London firefighters express support for TFL’s ban on private electric scooters


The TfL ban is due to go into effect on Monday, December 13, following an incident in which an electric scooter caught fire in a busy metro in November.

The electric scooter took on the light as the train pulled to a stop at Parsons Green tube station.

No one was seriously injured in the incident, but a passenger suffered smoke inhalation, which brought the use of electric scooters on London transport to urgent TfL review.

The ban was announced on Thursday December 9 where TfL revealed it would go into effect on Monday December 13.

Under the new rules, customers with an electric scooter or electric unicycle will not be allowed to enter the premises of a TfL network or to travel on a metro, bus, metro, TfL train. , a tram or DLR service.

The Metropolitan Police Department launched a crackdown on the illegal use of electric scooters on public roads days earlier, with ScotRail also considering a similar ban.

The brigade backed the ban after firefighters witnessed more than 50 fires involving e-scooters and e-bikes this year, which is double the total amount seen in 2020.

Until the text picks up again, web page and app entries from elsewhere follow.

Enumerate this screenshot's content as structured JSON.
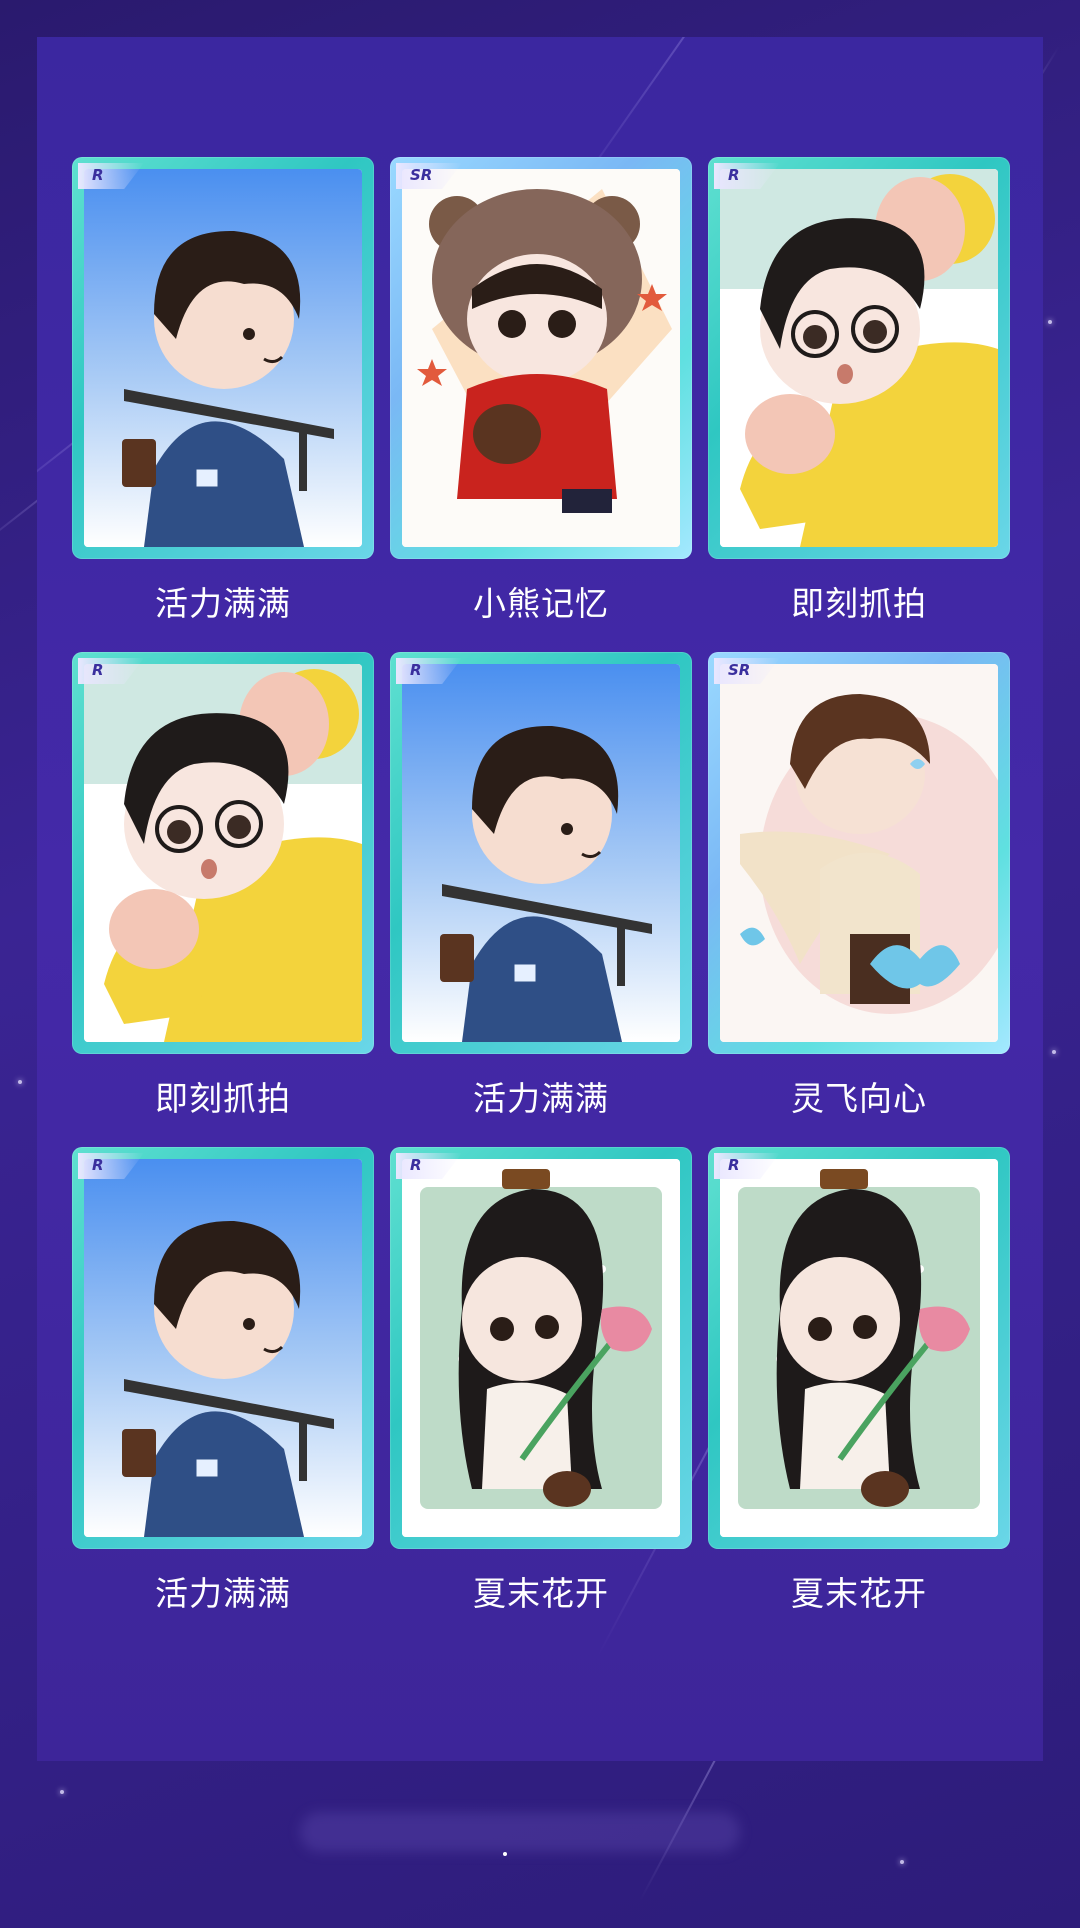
{
  "cards": [
    {
      "rarity": "R",
      "name": "活力满满",
      "art": "office-icon",
      "bg": "sky"
    },
    {
      "rarity": "SR",
      "name": "小熊记忆",
      "art": "bear-icon",
      "bg": "bear"
    },
    {
      "rarity": "R",
      "name": "即刻抓拍",
      "art": "camera-paw-icon",
      "bg": "yellow"
    },
    {
      "rarity": "R",
      "name": "即刻抓拍",
      "art": "camera-paw-icon",
      "bg": "yellow"
    },
    {
      "rarity": "R",
      "name": "活力满满",
      "art": "office-icon",
      "bg": "sky"
    },
    {
      "rarity": "SR",
      "name": "灵飞向心",
      "art": "butterfly-icon",
      "bg": "pink"
    },
    {
      "rarity": "R",
      "name": "活力满满",
      "art": "office-icon",
      "bg": "sky"
    },
    {
      "rarity": "R",
      "name": "夏末花开",
      "art": "lotus-icon",
      "bg": "green"
    },
    {
      "rarity": "R",
      "name": "夏末花开",
      "art": "lotus-icon",
      "bg": "green"
    }
  ],
  "colors": {
    "background": "#2d1c7a",
    "panel": "#4429a8",
    "card_border_r": "#2fc7c2",
    "card_border_sr": "#7ab8f5",
    "label": "#ffffff",
    "badge_text": "#3a2f9e"
  }
}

He already issued an urgent safety warning earlier this year amid concerns over an increase in fires involving e-bikes and e-scooters in recent months.

A recent case involved firefighters witnessing a fire caused by an electric bicycle on loan against a hallway radiator catching light.

The majority of these fires have taken place in homes, the Brigade recognizes that there may be an increase in external cases as people resume their work and travel habits.

The fires were “particularly fierce and fierce enough to pose an immediate danger to residents,” according to fire investigators.

When these bikes and scooters are stored in common areas and hallways, they also prevent people from safely escaping a fire.

The brigade also said it was concerned about faulty third-party batteries.

Indeed, many incidents that firefighters have witnessed concern batteries coming from the Internet and, therefore, not meeting the necessary safety standards.

The brigade’s deputy commissioner for fire safety, Paul Jennings, said: “We are increasingly concerned about the safety of electric scooters and e-bikes due to the number of fires we see involving them, we support therefore fully banning TfL of e-scooters in public transport.

“Fires are dangerous and terrifying wherever they occur, but a fire in the transportation system has the potential to become very serious very quickly and involve hundreds of people, especially on trains where evacuation can occur. be difficult, so anything that can be done to mitigate that risk is a positive step.

“We also have concerns about people attempting to fight these fires on their own, believing that the vapors given off are only vapor, when they actually contain noxious and poisonous gases.

“You should never try to fight a fire yourself. Leave it to the professionals. As soon as you notice a fire on your property, go outside, stay outside, close the door behind you and call 999. ”

Top firefighter safety tips for electric scooters and e-bikes

The London Fire Brigade presented their top safety tips for using e-scooters and e-bikes:

• Always use the correct charger for the product and purchase an official one from a reputable seller.
• Batteries may heat up during use and it is advisable to allow them to cool before attempting to recharge them as they may be more susceptible to failure.
• Batteries should always be charged on hard, level surfaces where heat can dissipate.
• Batteries can also present a risk if they have been damaged, so try to ensure that they are not spilled during use or when transported as spare parts as this can increase the risk of damaging cells. . They should also never be exposed to extreme temperatures.
• You should always make sure to unplug your charger after it has finished charging. Always follow the manufacturer’s instructions when charging and we recommend that you do not leave it unattended or while people are sleeping.
• Make sure that smoke detectors are installed in areas where e-bikes or electric scooters are charged and make sure they are tested regularly.
• Never block your emergency exit with anything, including bicycles and scooters. Store them somewhere away from a main route and make sure you and your family have an escape plan in place in the event of a fire.



Wiley C. Thompson